The Get Right Band, a rock band with Middletown roots, will debut its new album at Alive@Five tonight, a downtown happy hour along Carroll Creek.
The band, based in North Carolina, approached the record, “Bass Treble Angel Devil,” with high ambitions.
“We really wanted to do something bold. We really wanted to do something big and adventurous,” singer and guitarist Silas Durocher said.
The record is a blending of many different styles, from rock, blues, funk and reggae.
“We really don’t like to be limited by genres,” Durocher said. “We really just kind of follow the muse.”
Bass player and vocalist Jesse Gentry summed up the theme of the album saying it’s about living every day like it’s your last.
The goal of the album, recorded at the Eagle Room in Weaverville, North Carolina, was to translate the band’s high-energy live sound into a recording.
The Get Right Band spends a lot of time on the road, Durocher said. For some bands, recording in the studio after working the songs out in a live environment can be challenging.
“It’s a really different artform in the studio,” Durocher said.

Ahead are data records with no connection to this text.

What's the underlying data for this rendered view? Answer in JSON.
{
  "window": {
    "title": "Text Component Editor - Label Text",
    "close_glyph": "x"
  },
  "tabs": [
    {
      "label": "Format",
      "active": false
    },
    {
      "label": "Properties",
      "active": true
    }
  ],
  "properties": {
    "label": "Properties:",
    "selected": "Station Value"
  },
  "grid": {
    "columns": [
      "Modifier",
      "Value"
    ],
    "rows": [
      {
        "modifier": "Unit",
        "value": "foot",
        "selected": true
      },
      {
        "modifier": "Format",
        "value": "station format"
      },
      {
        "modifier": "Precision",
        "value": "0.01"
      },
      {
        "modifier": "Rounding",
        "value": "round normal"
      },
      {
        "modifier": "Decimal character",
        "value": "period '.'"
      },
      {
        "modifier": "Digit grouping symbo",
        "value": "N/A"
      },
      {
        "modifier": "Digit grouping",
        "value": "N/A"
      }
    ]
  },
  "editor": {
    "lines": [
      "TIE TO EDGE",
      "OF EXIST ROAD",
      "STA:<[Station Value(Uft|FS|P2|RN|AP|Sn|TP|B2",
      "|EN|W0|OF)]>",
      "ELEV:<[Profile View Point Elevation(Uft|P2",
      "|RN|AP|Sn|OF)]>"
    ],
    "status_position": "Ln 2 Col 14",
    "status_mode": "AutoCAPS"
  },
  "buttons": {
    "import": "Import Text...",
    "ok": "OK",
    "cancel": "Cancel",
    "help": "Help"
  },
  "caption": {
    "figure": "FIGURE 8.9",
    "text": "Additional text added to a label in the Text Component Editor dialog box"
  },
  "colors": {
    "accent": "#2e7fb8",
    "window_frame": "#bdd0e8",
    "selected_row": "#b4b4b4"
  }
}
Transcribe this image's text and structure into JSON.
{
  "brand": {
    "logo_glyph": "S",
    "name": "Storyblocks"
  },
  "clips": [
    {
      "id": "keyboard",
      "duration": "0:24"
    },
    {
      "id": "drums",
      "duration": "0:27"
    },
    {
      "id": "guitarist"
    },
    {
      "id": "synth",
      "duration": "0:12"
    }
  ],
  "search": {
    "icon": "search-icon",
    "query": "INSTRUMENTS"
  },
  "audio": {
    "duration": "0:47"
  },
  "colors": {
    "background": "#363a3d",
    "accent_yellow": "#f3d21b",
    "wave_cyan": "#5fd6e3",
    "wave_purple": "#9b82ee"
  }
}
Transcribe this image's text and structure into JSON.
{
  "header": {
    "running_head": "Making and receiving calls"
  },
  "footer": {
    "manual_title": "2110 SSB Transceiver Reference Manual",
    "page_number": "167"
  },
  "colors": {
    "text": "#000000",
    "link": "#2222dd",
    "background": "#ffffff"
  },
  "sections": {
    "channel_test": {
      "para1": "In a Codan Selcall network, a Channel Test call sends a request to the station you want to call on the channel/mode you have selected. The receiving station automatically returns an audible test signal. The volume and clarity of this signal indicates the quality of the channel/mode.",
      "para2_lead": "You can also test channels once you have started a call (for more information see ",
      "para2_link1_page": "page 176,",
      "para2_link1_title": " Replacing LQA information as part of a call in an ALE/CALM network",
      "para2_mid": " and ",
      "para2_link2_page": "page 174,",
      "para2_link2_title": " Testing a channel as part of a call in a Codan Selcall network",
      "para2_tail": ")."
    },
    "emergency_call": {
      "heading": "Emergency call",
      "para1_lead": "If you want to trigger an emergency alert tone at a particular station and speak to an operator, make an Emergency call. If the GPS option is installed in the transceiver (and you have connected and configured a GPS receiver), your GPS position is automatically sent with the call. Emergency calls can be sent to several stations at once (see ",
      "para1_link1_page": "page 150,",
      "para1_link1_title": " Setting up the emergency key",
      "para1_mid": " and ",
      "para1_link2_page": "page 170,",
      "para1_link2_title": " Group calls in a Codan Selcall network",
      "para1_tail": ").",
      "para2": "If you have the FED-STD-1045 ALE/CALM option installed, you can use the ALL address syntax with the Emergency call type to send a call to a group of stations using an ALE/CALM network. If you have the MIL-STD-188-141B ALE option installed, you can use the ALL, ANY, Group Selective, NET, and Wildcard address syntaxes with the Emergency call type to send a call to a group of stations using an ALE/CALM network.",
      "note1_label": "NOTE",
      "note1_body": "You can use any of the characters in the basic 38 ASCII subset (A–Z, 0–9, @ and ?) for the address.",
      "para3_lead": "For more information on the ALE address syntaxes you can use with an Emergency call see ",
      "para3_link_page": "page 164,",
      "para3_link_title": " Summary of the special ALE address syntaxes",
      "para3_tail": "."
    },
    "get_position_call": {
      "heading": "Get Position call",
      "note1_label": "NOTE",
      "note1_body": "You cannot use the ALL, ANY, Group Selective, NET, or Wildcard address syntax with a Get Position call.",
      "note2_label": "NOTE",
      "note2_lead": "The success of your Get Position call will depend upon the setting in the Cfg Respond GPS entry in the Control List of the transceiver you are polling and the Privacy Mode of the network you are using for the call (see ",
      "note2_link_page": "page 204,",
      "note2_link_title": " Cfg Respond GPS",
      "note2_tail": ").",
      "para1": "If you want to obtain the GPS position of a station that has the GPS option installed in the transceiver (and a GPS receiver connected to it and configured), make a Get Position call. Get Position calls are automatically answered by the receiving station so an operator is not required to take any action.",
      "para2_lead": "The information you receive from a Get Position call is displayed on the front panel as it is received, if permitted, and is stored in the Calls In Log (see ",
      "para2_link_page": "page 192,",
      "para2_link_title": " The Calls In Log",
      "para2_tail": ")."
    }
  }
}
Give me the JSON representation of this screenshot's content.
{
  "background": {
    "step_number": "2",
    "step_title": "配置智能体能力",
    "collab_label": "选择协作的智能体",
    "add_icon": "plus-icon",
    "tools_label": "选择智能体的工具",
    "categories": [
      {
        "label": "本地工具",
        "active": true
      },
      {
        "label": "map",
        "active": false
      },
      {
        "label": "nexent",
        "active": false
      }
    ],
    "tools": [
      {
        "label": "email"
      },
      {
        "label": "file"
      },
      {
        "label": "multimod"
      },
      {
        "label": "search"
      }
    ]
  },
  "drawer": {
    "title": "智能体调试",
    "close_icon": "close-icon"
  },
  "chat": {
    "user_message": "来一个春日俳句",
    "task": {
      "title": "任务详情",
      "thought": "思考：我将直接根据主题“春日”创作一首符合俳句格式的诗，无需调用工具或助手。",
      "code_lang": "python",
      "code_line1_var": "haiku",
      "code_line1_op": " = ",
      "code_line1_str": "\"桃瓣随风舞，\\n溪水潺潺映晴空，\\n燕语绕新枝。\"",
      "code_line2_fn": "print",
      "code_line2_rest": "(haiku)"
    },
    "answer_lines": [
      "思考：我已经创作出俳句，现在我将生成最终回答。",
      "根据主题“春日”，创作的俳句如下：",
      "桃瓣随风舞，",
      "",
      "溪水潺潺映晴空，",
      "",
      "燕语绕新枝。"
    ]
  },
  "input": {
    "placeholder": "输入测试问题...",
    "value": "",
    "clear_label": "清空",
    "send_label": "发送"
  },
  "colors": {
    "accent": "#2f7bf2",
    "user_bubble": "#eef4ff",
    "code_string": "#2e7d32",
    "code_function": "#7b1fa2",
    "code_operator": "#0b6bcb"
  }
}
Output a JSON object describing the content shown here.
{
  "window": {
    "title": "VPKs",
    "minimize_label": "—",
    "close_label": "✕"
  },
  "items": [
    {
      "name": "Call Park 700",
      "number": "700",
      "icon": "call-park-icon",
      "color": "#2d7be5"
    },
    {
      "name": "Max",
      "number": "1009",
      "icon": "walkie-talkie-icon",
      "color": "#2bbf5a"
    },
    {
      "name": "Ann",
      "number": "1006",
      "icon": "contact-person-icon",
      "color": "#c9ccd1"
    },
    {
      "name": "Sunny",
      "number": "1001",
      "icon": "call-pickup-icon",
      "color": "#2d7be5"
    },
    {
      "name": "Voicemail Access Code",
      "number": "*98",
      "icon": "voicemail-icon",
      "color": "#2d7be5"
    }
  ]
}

The band wanted to record as many tracks live, as a group, as possible. That way, the singer said, the sound would center around the trio and be true to the band.
However, there is some studio magic on some songs. The lead off song, “Satisfied Man,” was recorded using a drum loop as well as live drum tracks to make for a bigger sound.
“We wanted to make that sound huge,” Durocher said.
The band frequently plays their songs in different styles live, Gentry said.
It was a bit of a challenge to pick the version they wanted to release, but recording a record was a good way for it to settle on a final version for each song and cut back on jams, to focus the songs.
“The album was a great way for us to just trim the fat,” Gentry said.
The record release show will be something of a homecoming for Gentry and Durocher.
The two met at Middletown High School (Durocher in the class of 2003, Jesse graduating in ’02) and have played music together off and on since then.
Last winter, drummer JC Mears joined the Middletown natives.
While the band members have been living outside of Maryland for over a decade, they still have family and friends in Frederick and enjoy the chance to come back, timing performances for when they will be able to see the most family and friends.
“We come back and we play a couple times a year, at Cafe Nola mostly,” Durocher said. “It really is a homecoming.”
Gentry was pleased to see a cultural growth in Frederick since his childhood, he said, and he was looking forward to experiencing the Alive@Five concert on Carroll Creek.
“We love coming back to Frederick,” he said, “Now I feel like it’s really been revitalized. ... Frederick has blossomed.”
Follow Kelsi Loos on Twitter: @KelsiFNP